━━━━━ LISTED ENTRIES

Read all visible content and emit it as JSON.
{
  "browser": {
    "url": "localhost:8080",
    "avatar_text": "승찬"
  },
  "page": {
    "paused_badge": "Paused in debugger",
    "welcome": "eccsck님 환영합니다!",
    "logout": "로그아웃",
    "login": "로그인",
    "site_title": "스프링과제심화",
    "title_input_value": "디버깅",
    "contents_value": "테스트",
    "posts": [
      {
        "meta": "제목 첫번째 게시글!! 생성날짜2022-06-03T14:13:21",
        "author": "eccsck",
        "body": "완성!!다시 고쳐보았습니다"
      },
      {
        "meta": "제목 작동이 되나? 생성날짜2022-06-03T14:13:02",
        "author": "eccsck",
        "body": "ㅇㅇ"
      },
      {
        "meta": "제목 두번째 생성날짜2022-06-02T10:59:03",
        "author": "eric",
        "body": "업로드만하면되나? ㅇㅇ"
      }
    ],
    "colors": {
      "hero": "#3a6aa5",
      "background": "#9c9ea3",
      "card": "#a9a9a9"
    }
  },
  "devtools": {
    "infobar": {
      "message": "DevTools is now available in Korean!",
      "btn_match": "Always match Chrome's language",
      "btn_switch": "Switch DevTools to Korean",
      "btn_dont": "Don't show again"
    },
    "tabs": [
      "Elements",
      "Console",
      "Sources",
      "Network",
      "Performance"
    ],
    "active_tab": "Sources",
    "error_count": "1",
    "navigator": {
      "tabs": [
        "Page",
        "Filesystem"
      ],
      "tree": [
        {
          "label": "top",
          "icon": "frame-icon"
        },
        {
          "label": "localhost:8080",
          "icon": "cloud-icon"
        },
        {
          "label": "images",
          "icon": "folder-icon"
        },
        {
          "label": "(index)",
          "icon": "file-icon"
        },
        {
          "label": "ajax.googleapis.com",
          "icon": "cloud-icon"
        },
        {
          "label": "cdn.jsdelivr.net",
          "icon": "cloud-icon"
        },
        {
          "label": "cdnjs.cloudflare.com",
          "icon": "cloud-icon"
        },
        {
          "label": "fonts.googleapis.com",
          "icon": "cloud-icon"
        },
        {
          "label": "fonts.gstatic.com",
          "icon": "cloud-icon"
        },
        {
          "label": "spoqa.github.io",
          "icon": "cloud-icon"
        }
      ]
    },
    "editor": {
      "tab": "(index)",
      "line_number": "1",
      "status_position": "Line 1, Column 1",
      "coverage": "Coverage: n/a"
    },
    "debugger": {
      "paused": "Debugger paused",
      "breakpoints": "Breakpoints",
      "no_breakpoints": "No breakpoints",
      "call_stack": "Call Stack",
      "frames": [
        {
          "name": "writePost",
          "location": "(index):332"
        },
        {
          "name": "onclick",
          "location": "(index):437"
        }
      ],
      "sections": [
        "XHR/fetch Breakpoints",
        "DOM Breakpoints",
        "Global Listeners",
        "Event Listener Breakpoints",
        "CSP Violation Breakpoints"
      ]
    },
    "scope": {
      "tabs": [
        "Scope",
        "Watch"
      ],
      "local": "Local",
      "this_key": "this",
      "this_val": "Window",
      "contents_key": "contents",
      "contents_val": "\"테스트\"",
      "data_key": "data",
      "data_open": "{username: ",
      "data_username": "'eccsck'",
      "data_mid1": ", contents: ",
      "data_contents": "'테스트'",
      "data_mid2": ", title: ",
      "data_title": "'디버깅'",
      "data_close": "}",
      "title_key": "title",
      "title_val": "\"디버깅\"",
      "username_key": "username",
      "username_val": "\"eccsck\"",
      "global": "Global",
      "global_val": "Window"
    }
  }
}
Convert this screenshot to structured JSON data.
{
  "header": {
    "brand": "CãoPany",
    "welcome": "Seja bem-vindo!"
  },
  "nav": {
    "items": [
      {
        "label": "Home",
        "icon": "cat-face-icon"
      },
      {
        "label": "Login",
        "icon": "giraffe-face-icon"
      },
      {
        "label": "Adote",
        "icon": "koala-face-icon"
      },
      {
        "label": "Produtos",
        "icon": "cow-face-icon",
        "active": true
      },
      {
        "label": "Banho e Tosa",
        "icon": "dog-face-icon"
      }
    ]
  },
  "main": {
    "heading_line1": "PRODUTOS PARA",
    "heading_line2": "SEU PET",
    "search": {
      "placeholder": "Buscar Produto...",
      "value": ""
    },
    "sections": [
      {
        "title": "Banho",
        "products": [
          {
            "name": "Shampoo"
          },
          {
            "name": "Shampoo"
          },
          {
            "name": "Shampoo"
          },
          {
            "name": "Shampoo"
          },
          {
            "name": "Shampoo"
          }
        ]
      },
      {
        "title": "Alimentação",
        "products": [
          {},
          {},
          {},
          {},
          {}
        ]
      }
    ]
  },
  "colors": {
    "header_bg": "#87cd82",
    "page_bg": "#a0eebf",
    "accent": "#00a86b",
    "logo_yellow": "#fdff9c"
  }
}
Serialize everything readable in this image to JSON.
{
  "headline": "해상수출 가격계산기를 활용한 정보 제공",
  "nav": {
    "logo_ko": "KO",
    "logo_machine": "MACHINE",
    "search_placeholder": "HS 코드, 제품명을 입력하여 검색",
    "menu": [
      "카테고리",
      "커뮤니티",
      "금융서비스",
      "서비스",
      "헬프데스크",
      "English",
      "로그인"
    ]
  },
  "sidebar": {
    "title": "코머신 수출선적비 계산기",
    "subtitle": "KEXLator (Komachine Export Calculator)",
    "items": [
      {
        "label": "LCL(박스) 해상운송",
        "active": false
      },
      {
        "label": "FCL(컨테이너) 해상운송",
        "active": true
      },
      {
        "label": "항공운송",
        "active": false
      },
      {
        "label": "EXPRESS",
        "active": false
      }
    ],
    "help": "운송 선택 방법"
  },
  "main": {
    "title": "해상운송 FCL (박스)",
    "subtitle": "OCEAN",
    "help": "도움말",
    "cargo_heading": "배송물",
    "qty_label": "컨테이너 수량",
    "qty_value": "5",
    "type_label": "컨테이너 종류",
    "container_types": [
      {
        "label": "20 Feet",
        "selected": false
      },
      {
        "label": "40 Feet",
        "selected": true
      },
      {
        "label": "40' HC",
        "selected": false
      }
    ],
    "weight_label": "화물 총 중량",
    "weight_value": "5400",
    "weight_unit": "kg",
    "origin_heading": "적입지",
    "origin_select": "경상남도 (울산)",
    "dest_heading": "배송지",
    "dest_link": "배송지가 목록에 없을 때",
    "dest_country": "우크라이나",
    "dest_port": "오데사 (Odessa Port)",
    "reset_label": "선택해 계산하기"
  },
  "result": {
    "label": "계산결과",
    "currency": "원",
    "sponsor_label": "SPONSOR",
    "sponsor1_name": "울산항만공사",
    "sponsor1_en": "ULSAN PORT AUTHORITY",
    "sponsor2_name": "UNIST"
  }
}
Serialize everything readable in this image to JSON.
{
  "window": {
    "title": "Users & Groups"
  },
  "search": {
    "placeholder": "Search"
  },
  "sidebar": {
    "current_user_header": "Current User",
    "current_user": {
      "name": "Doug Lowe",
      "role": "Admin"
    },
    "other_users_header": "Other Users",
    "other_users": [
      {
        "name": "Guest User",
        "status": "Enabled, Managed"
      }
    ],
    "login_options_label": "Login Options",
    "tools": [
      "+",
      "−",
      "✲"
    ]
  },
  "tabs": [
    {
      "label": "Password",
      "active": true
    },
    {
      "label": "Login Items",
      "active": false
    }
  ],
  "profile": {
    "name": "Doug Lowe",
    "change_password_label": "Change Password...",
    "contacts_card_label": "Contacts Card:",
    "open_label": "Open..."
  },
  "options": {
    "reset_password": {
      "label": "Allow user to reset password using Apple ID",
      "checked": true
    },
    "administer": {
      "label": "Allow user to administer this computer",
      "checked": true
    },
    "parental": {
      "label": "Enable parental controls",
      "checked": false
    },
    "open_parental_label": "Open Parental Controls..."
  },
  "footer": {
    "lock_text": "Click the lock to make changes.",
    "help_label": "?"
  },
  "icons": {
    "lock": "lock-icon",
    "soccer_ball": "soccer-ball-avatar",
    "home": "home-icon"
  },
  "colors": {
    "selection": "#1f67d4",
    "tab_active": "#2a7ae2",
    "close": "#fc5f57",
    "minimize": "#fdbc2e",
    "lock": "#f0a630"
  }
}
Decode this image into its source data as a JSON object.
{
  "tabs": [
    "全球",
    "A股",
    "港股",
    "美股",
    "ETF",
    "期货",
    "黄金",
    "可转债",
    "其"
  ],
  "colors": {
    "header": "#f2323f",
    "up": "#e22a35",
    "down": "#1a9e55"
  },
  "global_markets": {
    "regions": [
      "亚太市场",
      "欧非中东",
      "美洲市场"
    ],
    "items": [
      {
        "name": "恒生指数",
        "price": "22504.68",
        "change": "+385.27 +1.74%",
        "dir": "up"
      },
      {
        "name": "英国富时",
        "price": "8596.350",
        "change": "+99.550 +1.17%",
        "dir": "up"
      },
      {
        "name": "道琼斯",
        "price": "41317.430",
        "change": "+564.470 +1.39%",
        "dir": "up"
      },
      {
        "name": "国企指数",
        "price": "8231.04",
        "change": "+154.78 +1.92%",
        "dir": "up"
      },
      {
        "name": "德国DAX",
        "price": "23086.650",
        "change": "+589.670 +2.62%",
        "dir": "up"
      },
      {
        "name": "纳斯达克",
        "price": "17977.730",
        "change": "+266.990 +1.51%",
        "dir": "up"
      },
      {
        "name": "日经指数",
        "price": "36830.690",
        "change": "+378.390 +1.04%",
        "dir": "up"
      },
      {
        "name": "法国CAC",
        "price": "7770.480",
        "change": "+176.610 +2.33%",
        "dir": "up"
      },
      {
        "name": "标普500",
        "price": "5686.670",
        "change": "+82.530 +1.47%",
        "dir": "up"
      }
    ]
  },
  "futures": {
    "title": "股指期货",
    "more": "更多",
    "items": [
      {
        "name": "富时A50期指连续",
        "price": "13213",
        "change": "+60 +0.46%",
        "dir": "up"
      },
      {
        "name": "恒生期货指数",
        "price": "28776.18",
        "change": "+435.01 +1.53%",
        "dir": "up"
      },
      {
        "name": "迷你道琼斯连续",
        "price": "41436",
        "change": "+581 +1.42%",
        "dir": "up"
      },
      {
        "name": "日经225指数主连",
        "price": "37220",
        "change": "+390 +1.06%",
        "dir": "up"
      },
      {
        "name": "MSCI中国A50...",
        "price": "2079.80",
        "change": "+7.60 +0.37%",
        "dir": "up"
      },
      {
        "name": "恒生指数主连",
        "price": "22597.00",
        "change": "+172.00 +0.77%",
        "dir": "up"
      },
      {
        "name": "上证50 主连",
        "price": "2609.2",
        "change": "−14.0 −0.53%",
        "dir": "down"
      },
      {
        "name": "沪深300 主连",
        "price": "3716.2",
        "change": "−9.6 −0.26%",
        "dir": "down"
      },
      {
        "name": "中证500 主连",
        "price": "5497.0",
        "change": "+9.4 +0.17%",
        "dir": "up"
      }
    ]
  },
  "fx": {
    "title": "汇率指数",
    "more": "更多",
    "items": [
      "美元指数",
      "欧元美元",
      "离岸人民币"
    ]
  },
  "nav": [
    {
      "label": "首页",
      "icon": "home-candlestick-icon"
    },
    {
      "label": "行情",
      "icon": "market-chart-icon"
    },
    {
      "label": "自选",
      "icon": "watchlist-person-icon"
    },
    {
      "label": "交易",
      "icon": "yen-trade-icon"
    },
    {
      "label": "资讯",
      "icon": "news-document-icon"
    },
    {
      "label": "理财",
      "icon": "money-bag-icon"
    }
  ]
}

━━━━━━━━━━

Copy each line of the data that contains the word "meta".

◆ **ANSWER TO THE PROBLEM**:
        "meta": "제목 첫번째 게시글!! 생성날짜2022-06-03T14:13:21",
        "meta": "제목 작동이 되나? 생성날짜2022-06-03T14:13:02",
        "meta": "제목 두번째 생성날짜2022-06-02T10:59:03",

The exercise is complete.